“When you fly across the Atlantic, for example, it takes a few days to adapt, you feel a bit groggy, don't perform as well as you usually do, don't eat well, etc. You soon adapt to the change. But if there are constant disruptions like this, the effect may be more severe and long-lasting. And this is how the schedule changes in the Underground might affect the resident mice.” 

So it's the constant switching between the week and weekend schedules that could leave the mice  and Tube drivers  most cheesed off. Agoraphobia (fear of open spaces) and photophobia (sensitivity to light) are two possible effects of the resulting anxiety, and their mating patterns and liver functions are also likely to be disturbed.

The good news:

Yet it is unlikely mice will be leaving the Night Tubes for good. 

The more time we humans have to drop our dinners, the larger the menu becomes for the mice (researchers tell me that strawberry milk and Wheetos are particularly favoured fare).

“Mice are active most of the time – so more trains at night hours will not make such a difference to them,” say the RSPCA’s wildlife officers. “In fact, it may help as it may provide more foraging opportunities.”

They’ve also faced worse before.
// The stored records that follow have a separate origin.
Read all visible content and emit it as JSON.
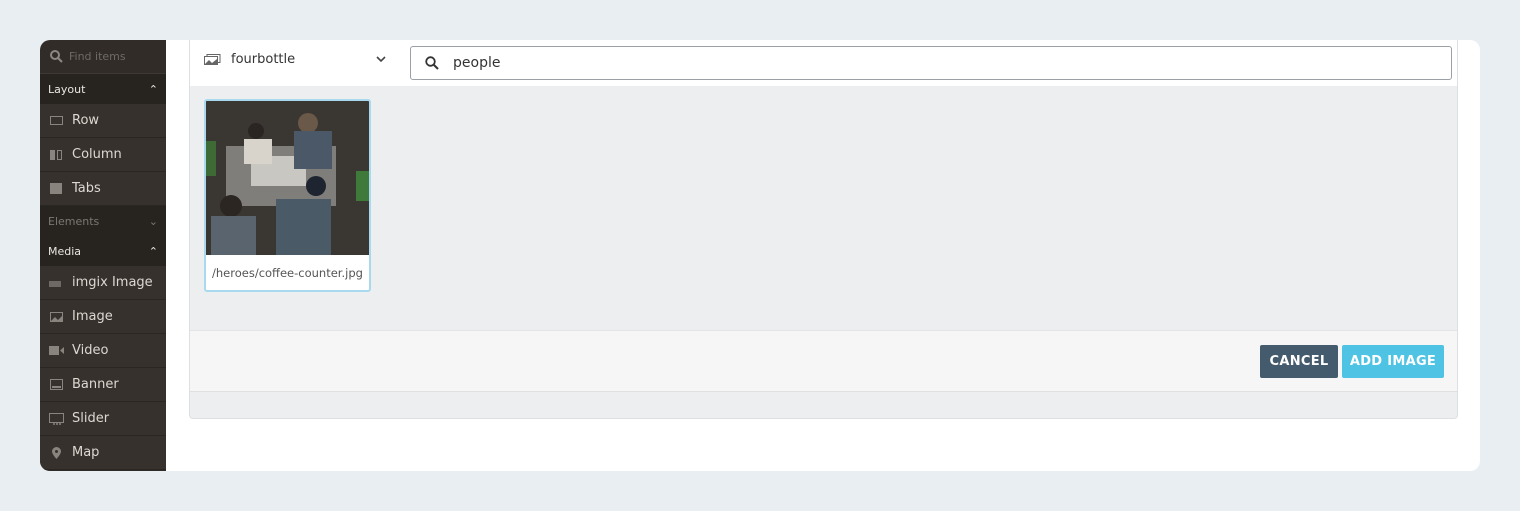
{
  "sidebar": {
    "search_placeholder": "Find items",
    "sections": [
      {
        "label": "Layout",
        "expanded": true,
        "items": [
          {
            "label": "Row",
            "icon": "row-icon"
          },
          {
            "label": "Column",
            "icon": "column-icon"
          },
          {
            "label": "Tabs",
            "icon": "tabs-icon"
          }
        ]
      },
      {
        "label": "Elements",
        "expanded": false,
        "items": []
      },
      {
        "label": "Media",
        "expanded": true,
        "items": [
          {
            "label": "imgix Image",
            "icon": "imgix-icon"
          },
          {
            "label": "Image",
            "icon": "image-icon"
          },
          {
            "label": "Video",
            "icon": "video-icon"
          },
          {
            "label": "Banner",
            "icon": "banner-icon"
          },
          {
            "label": "Slider",
            "icon": "slider-icon"
          },
          {
            "label": "Map",
            "icon": "map-pin-icon"
          }
        ]
      }
    ]
  },
  "picker": {
    "source": "fourbottle",
    "search_value": "people",
    "results": [
      {
        "caption": "/heroes/coffee-counter.jpg",
        "selected": true
      }
    ],
    "cancel_label": "CANCEL",
    "add_label": "ADD IMAGE"
  },
  "colors": {
    "accent": "#4fc3e3",
    "cancel": "#445a6d",
    "sidebar": "#312c28"
  }
}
The London Transport Museum reminds us that, during the Second World War, cats were employed to counter vermin on the network (spot the cat in the 1940s TfL workers' canteen below).


Credit: London Transport Museum

For Dr Samuel Solomon at UCL, there is plenty to suggest the mice will successfully adapt. His study of mouse reflexes shows how they respond to various visual stimuli – and can start running within one-tenth of a second. “There might be cues they pick up – if people clean the station differently on Fridays, for instance.”

The tracks’ electric current may no longer be entirely switched off (if it ever was), but their whiskers’ sensitivity to vibrations could help them juggle their escapades to fit around the Night Tube’s less frequent service.

What Dr Soloman can’t yet predict is whether the mice will start to anticipate that Friday feeling: “It will be interesting to see whether they can learn that Friday is Friday”.

All in all, the Tube mice seem well set for the Night Tube’s new challenge. Who knows, they may soon gain the confidence of their 24/7 brothers in New York – and start ordering take-out...

India Bourke is the New Statesman's editorial assistant.